In the material below, how many lines contain "close"? Answer with the number alone.
• • •
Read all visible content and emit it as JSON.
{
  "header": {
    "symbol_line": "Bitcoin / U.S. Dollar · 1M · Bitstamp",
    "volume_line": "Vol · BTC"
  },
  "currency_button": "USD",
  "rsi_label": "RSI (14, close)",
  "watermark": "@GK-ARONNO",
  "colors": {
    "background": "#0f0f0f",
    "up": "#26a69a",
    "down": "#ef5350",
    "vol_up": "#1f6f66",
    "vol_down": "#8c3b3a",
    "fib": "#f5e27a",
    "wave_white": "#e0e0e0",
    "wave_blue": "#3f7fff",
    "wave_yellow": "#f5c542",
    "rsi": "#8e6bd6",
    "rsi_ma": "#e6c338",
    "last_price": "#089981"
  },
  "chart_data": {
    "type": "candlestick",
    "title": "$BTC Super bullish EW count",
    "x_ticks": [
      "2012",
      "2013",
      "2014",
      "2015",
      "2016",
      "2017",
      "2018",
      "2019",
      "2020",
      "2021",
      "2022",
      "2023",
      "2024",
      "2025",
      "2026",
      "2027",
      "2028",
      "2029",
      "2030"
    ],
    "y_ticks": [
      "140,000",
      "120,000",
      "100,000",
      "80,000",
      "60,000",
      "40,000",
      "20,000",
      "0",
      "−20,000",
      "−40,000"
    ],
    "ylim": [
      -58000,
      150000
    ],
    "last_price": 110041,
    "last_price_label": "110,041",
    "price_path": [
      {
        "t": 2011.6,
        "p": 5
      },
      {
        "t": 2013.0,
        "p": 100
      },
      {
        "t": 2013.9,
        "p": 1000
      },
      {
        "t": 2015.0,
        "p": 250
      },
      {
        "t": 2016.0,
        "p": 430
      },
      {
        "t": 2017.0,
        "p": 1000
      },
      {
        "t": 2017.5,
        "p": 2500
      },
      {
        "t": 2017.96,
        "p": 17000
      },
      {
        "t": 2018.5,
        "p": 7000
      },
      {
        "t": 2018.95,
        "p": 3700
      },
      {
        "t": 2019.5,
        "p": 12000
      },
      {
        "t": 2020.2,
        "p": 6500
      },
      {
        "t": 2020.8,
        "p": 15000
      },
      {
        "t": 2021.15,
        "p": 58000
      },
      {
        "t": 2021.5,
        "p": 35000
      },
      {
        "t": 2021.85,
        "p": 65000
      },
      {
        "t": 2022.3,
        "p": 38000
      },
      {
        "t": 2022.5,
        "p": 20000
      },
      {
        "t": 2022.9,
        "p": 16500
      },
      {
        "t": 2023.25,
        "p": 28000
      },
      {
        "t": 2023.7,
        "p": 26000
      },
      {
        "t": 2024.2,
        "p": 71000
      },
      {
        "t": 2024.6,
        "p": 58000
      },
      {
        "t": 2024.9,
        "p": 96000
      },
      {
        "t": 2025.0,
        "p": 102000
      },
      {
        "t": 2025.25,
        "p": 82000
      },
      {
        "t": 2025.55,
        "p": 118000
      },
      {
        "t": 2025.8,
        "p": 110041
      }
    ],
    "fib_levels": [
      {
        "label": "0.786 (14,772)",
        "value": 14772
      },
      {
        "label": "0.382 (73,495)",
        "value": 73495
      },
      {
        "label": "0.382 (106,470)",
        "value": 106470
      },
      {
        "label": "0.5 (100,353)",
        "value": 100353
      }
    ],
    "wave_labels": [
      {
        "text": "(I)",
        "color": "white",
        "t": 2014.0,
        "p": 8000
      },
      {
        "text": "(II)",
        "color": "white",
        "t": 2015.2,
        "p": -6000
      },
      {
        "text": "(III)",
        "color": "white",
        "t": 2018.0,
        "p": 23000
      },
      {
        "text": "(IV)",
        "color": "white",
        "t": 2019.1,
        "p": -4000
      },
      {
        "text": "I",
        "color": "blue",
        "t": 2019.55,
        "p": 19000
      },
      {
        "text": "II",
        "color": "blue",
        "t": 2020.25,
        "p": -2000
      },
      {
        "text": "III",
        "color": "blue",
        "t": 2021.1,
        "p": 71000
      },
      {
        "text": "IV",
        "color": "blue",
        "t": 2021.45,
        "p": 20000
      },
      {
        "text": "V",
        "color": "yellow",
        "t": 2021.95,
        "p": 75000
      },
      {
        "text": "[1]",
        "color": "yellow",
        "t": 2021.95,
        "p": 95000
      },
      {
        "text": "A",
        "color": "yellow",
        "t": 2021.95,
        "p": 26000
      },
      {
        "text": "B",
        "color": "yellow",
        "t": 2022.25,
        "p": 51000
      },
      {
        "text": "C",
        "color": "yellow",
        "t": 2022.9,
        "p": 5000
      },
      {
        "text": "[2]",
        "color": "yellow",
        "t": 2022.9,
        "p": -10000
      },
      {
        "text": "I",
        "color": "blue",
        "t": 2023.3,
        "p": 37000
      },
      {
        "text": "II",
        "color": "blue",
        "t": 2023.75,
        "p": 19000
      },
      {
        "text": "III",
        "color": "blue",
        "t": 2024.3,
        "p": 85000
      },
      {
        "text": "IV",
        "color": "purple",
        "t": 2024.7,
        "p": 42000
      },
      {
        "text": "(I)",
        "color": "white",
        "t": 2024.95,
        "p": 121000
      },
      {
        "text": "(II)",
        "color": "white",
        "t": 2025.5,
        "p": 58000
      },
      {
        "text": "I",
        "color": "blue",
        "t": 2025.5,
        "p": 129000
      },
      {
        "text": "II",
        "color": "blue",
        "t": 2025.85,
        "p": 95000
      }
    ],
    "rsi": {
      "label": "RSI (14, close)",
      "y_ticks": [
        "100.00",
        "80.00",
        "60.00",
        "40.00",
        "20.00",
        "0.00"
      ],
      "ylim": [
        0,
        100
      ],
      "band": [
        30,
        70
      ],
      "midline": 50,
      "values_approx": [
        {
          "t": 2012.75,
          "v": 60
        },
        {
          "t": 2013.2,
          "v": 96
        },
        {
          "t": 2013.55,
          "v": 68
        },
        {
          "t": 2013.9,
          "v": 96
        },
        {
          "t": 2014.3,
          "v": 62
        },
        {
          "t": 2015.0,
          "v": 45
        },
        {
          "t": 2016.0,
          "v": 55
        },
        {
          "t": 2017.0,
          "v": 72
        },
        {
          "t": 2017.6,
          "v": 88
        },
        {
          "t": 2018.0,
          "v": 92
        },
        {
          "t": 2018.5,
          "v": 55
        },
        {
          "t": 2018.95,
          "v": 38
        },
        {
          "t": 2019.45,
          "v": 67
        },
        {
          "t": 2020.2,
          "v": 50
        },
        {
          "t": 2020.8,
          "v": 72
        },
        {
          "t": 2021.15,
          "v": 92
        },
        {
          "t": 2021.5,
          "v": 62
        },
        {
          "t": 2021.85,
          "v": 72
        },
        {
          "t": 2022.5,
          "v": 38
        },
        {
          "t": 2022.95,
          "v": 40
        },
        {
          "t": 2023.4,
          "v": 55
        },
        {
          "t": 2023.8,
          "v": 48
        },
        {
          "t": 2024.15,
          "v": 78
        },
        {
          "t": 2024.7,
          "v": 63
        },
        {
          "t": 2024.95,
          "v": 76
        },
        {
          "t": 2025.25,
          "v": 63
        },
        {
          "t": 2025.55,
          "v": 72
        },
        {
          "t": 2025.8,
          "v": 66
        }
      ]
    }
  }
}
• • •
▸ Solution below
2